**TASK DETAILS**
Each entry must be duplicated precisely, with nothing left out.

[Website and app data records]
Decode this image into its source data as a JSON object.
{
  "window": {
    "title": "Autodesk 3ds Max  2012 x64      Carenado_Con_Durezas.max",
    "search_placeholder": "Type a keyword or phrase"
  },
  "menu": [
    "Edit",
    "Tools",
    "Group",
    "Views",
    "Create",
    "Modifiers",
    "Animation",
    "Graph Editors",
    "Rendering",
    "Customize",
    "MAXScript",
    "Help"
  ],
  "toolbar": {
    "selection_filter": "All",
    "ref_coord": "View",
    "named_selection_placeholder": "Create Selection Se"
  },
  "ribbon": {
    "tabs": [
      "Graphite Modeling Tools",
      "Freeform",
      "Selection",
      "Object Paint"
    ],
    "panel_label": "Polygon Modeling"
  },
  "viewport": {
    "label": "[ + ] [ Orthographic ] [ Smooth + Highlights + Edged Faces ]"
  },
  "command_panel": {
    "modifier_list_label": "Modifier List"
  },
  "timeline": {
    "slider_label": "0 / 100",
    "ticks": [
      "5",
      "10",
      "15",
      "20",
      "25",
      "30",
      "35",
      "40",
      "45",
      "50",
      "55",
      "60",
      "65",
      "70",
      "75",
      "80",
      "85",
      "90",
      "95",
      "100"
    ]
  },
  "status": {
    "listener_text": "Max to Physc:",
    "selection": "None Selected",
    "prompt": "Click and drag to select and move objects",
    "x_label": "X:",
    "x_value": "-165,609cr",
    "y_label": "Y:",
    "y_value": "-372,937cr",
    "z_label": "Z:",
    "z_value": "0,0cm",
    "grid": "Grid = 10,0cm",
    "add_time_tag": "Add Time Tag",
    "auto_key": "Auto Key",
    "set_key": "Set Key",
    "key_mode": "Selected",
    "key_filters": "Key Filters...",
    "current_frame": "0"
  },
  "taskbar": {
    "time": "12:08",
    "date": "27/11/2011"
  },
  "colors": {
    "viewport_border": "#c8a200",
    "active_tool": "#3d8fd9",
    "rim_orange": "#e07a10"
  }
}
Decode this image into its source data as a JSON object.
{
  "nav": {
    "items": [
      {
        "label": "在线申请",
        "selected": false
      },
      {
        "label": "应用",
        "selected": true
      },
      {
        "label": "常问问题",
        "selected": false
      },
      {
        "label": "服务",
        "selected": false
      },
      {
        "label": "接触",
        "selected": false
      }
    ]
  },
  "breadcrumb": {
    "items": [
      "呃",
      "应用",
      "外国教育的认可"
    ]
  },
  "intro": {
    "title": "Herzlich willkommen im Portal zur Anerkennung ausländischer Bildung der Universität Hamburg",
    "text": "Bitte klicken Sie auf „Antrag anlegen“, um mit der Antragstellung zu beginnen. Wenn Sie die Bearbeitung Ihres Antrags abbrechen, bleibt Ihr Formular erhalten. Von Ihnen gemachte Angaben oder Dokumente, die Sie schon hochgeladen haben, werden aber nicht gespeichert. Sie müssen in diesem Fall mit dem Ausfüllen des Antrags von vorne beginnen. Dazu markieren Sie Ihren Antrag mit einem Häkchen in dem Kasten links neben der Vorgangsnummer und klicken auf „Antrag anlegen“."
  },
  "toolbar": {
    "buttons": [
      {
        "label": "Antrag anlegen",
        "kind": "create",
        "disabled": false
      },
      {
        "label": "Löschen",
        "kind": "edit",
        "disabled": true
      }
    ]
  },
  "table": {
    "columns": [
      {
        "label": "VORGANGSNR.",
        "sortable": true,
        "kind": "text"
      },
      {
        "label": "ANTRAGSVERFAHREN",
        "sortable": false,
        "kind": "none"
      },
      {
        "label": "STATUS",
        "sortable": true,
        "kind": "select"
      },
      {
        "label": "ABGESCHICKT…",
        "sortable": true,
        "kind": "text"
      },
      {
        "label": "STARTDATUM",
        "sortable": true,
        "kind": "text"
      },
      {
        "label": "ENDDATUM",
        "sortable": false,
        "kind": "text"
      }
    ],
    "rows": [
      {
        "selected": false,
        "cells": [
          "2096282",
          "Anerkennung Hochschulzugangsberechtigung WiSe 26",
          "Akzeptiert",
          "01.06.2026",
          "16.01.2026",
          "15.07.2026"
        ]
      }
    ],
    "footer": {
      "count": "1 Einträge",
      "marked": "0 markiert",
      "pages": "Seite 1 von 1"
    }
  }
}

**TASK ANSWER**
Decode this image into its source data as a JSON object.
{
  "window": {
    "title": "Autodesk 3ds Max  2012 x64      Carenado_Con_Durezas.max",
    "search_placeholder": "Type a keyword or phrase"
  },
  "menu": [
    "Edit",
    "Tools",
    "Group",
    "Views",
    "Create",
    "Modifiers",
    "Animation",
    "Graph Editors",
    "Rendering",
    "Customize",
    "MAXScript",
    "Help"
  ],
  "toolbar": {
    "selection_filter": "All",
    "ref_coord": "View",
    "named_selection_placeholder": "Create Selection Se"
  },
  "ribbon": {
    "tabs": [
      "Graphite Modeling Tools",
      "Freeform",
      "Selection",
      "Object Paint"
    ],
    "panel_label": "Polygon Modeling"
  },
  "viewport": {
    "label": "[ + ] [ Orthographic ] [ Smooth + Highlights + Edged Faces ]"
  },
  "command_panel": {
    "modifier_list_label": "Modifier List"
  },
  "timeline": {
    "slider_label": "0 / 100",
    "ticks": [
      "5",
      "10",
      "15",
      "20",
      "25",
      "30",
      "35",
      "40",
      "45",
      "50",
      "55",
      "60",
      "65",
      "70",
      "75",
      "80",
      "85",
      "90",
      "95",
      "100"
    ]
  },
  "status": {
    "listener_text": "Max to Physc:",
    "selection": "None Selected",
    "prompt": "Click and drag to select and move objects",
    "x_label": "X:",
    "x_value": "-165,609cr",
    "y_label": "Y:",
    "y_value": "-372,937cr",
    "z_label": "Z:",
    "z_value": "0,0cm",
    "grid": "Grid = 10,0cm",
    "add_time_tag": "Add Time Tag",
    "auto_key": "Auto Key",
    "set_key": "Set Key",
    "key_mode": "Selected",
    "key_filters": "Key Filters...",
    "current_frame": "0"
  },
  "taskbar": {
    "time": "12:08",
    "date": "27/11/2011"
  },
  "colors": {
    "viewport_border": "#c8a200",
    "active_tool": "#3d8fd9",
    "rim_orange": "#e07a10"
  }
}
Decode this image into its source data as a JSON object.
{
  "nav": {
    "items": [
      {
        "label": "在线申请",
        "selected": false
      },
      {
        "label": "应用",
        "selected": true
      },
      {
        "label": "常问问题",
        "selected": false
      },
      {
        "label": "服务",
        "selected": false
      },
      {
        "label": "接触",
        "selected": false
      }
    ]
  },
  "breadcrumb": {
    "items": [
      "呃",
      "应用",
      "外国教育的认可"
    ]
  },
  "intro": {
    "title": "Herzlich willkommen im Portal zur Anerkennung ausländischer Bildung der Universität Hamburg",
    "text": "Bitte klicken Sie auf „Antrag anlegen“, um mit der Antragstellung zu beginnen. Wenn Sie die Bearbeitung Ihres Antrags abbrechen, bleibt Ihr Formular erhalten. Von Ihnen gemachte Angaben oder Dokumente, die Sie schon hochgeladen haben, werden aber nicht gespeichert. Sie müssen in diesem Fall mit dem Ausfüllen des Antrags von vorne beginnen. Dazu markieren Sie Ihren Antrag mit einem Häkchen in dem Kasten links neben der Vorgangsnummer und klicken auf „Antrag anlegen“."
  },
  "toolbar": {
    "buttons": [
      {
        "label": "Antrag anlegen",
        "kind": "create",
        "disabled": false
      },
      {
        "label": "Löschen",
        "kind": "edit",
        "disabled": true
      }
    ]
  },
  "table": {
    "columns": [
      {
        "label": "VORGANGSNR.",
        "sortable": true,
        "kind": "text"
      },
      {
        "label": "ANTRAGSVERFAHREN",
        "sortable": false,
        "kind": "none"
      },
      {
        "label": "STATUS",
        "sortable": true,
        "kind": "select"
      },
      {
        "label": "ABGESCHICKT…",
        "sortable": true,
        "kind": "text"
      },
      {
        "label": "STARTDATUM",
        "sortable": true,
        "kind": "text"
      },
      {
        "label": "ENDDATUM",
        "sortable": false,
        "kind": "text"
      }
    ],
    "rows": [
      {
        "selected": false,
        "cells": [
          "2096282",
          "Anerkennung Hochschulzugangsberechtigung WiSe 26",
          "Akzeptiert",
          "01.06.2026",
          "16.01.2026",
          "15.07.2026"
        ]
      }
    ],
    "footer": {
      "count": "1 Einträge",
      "marked": "0 markiert",
      "pages": "Seite 1 von 1"
    }
  }
}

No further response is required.